Police community support officer
A police community support officer (PCSO; Welsh: swyddog cymorth cymunedol yr heddlu, SCCH), or as written in legislation community support officer (CSO; Welsh: swyddog cymorth cymunedol, SCC) is a uniformed member of police staff in England and Wales, a role created by Section 38(2) of the Police Reform Act 2002, which was given Royal Assent by Queen Elizabeth II on 24 July 2002. They are non-warranted but provided with a variety of police powers and the power of a constable in various instances by the forty-three territorial police forces in England and Wales and the British Transport Police (which is the only specialist police service to employ PCSOs).
PCSOs were introduced in September 2002 and first recruited by the Metropolitan Police.
Proposals for PCSOs in Northern Ireland were prevented by a budget shortfall in the Police Service of Northern Ireland, as well as fears that the introduction of uniformed and unarmed PCSOs in Northern Ireland (PSNI constables all carry firearms) would mean they would potentially then become a "legitimate target" in the eyes of the IRA who have attacked other civilians working for the police in Northern Ireland in the past. The Police Reform Act 2002 does not apply to Scotland, which consequently does not have Police Community Support Officers (the acronym PCSO in Police Scotland refers to a Police Custody and Security Officer, known as a detention officer in other parts of the UK.)

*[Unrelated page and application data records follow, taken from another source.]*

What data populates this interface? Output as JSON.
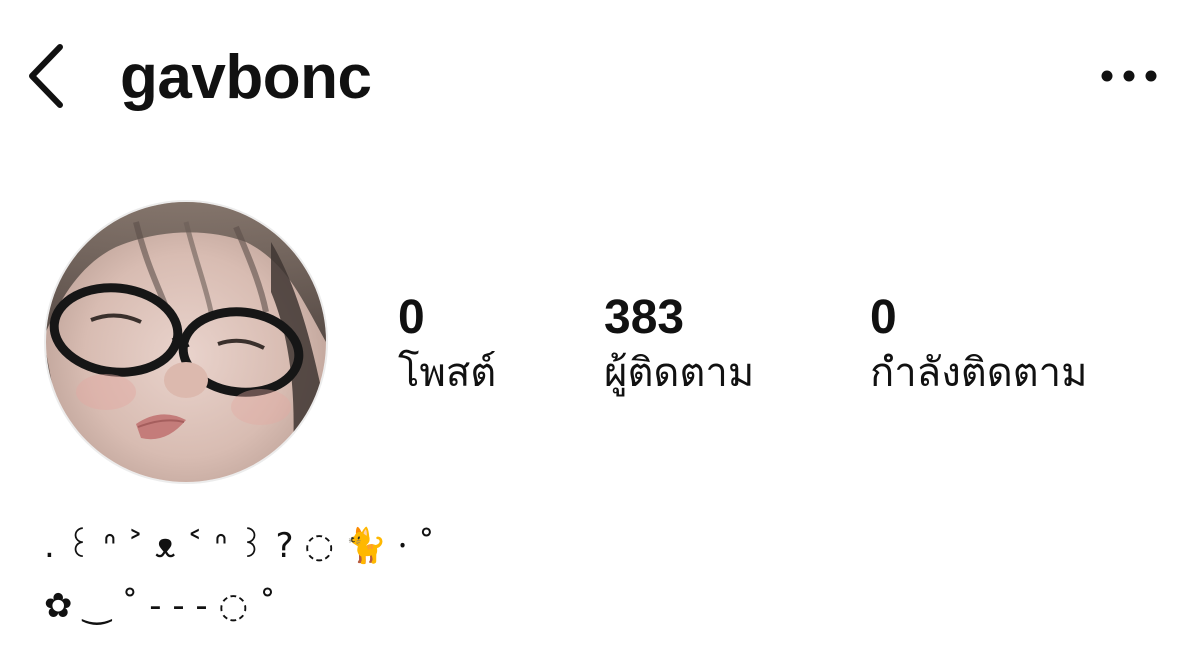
{
  "header": {
    "username": "gavbonc",
    "back_icon": "chevron-left-icon",
    "more_icon": "more-horizontal-icon"
  },
  "stats": {
    "posts": {
      "value": "0",
      "label": "โพสต์"
    },
    "followers": {
      "value": "383",
      "label": "ผู้ติดตาม"
    },
    "following": {
      "value": "0",
      "label": "กำลังติดตาม"
    }
  },
  "bio": {
    "line1": ". ꒰ ᐢ ˃ ᴥ ˂ ᐢ ꒱ ? ◌ 🐈 ⸱ ˚",
    "line2": "✿ ‿ ˚ - - - ◌ ˚"
  },
  "colors": {
    "background": "#ffffff",
    "text": "#111111"
  }
}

As of 2012[update],[needs update] there were 15,820 PCSOs in England and Wales. PCSO numbers had, like those of police constables, been falling in previous years due to austerity. At their prior peak in 2009, 16,814 PCSOs were employed. PCSOs represent 6.8% of total police employees in England and Wales. The Metropolitan Police has the highest contingent of PCSOs, accounting for a quarter of PCSOs in England and Wales. The service with the second largest contingent As of 2012[update] was Greater Manchester Police (GMP) with 837 PCSOs, which was 5% of the total.